In December, Mercedes became the first automaker to win approval to deploy a hands-free driving system in Germany, pulling ahead in the race to offer higher levels of automation in one of the world’s most competitive car markets.

It might only be on cetain stretches of German autobhans and no faster than 60km/hour (37m/hour) but is a fisrt small step.Mercedes seeking regulatory approval in other countries to higher speeds and this is an evolutionery step to autonomous vehicles. 

This evolution is paralleled by the trend to embedded insurance and subscription services where consumers can subscribe to mobility. There is much discussion today as to whether or not auto (or truck) OEMs will be in a better position to monetise data from the vehicle technology stacks to offer insurance or whether carriers will be able to. The most quoted example being Tesla which is offering insurance in certain US states and can be expected to expand this across the US and into Europe.

On the one hand this is presented as a disruptive threat to incumbent carriers which do not have the real-time nor volume/depth of data that Tesla has and hence Tesla can underwrite business more effectively and offer cheaper insurance to Tesla drivers. 

On the other hand critics say that Tesla is forced into this as insurance costs are so high it deters buyers of its vehicles. 

Tesla is paying attention to the whole cost of ownership/subscription of its vehocles with the long-term eye on fleets of robotaxis where usage inludes completely embedded insurance. 

Carriers can also partner with OEMs to embed insurance and they can offer all he vehicles in a houseold and not just Tesla or Mercedes vehicles. And bundle with home, travel and pet for the totally connected and insured ecosystem.

In "The Future of Auto Insurance- Connected: Embedded: Subscribed" it is argued that will lead to a great consolidation of motor insurance carriers as OEMS will not want to deal with more than 4-6 carreirs globally. Add to that the fact that around half od carriers do not even make an economic return on capital it does suggest a big shake up over this decade into a top quartile of profitable carriers.

Some carriers are both profitable and heavility engagd in embedded insurance and mobility services. Thisnweek in London KBW hosted tyhe May "Innovation in Finance" 2 day event with the first day focussed on insurtech.

Patrick Wirth VP Ecosystem Mobility at Baloise Group descibed the strategic investment in mobility companies offering a wide range of mobility services to customers in Europe in which insurance (from Baloise) is embedded. So growing a profitable mobility ecosystem of companies incorporating embedded and profitable insurance.And the services behind that insurance like claims for example.

Carreres have the resouces and capabilities to halp prevent and mitigate risk and manage the wide range of claims from simple body oanel damage to drivable vehicles to complex situations involving third parties, prsonal injury, property damage and long tails.

OEMs are not resourced and probably not motivated to deal with this complexity and rely on partnering with carriers. 

Meanwhile Baloise Group is paving the way with its innovative strategy and it will be intersting to see other carriers delivering a similar business model. 

Telematic, IoT, the connected vehicle and the very best products for consumers and business whose needs are changing and will, do even more as driving behaviours change and AVs develop.

Carriers will need the core systems of record and claimd management platforms to be able to support this innovation strategy.

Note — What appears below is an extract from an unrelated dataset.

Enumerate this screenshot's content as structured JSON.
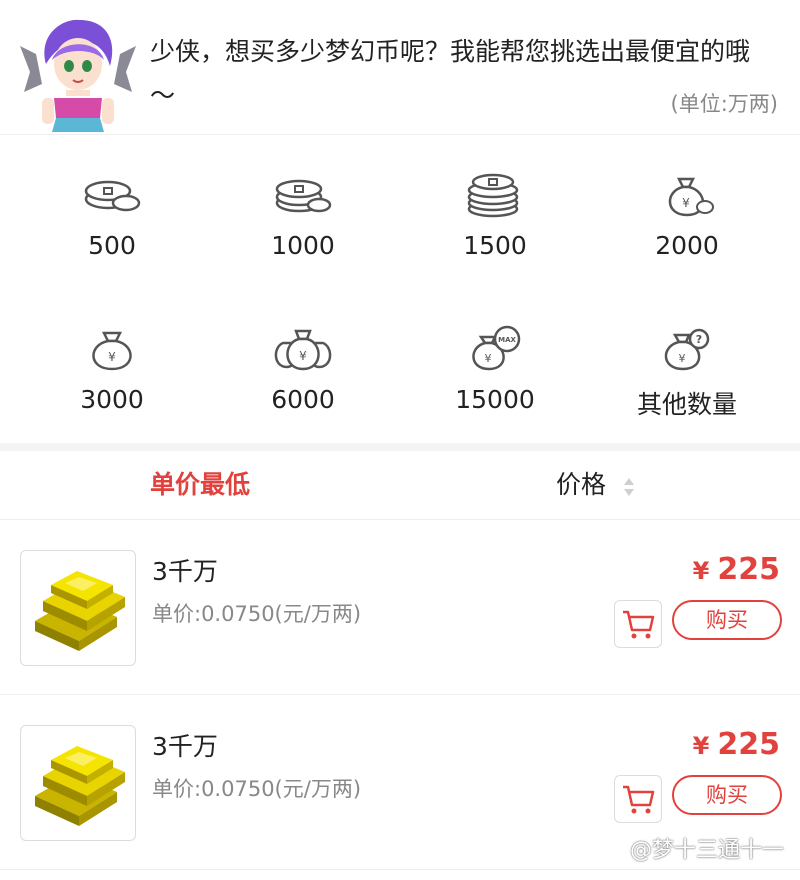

For more on that see "Creating value, finding focus and choosing the right technology partners".

Innovation is happening and this is the time to be experimenting, findng out what works well and what does not. Otherwise there is the real danger of being too late and missing out on being in that top quartile of carriers over this decade.

Further Reading

Everyone wants to be a beautiful butterfly

A Perfect Storm is Brewing in the Auto Insurance Industry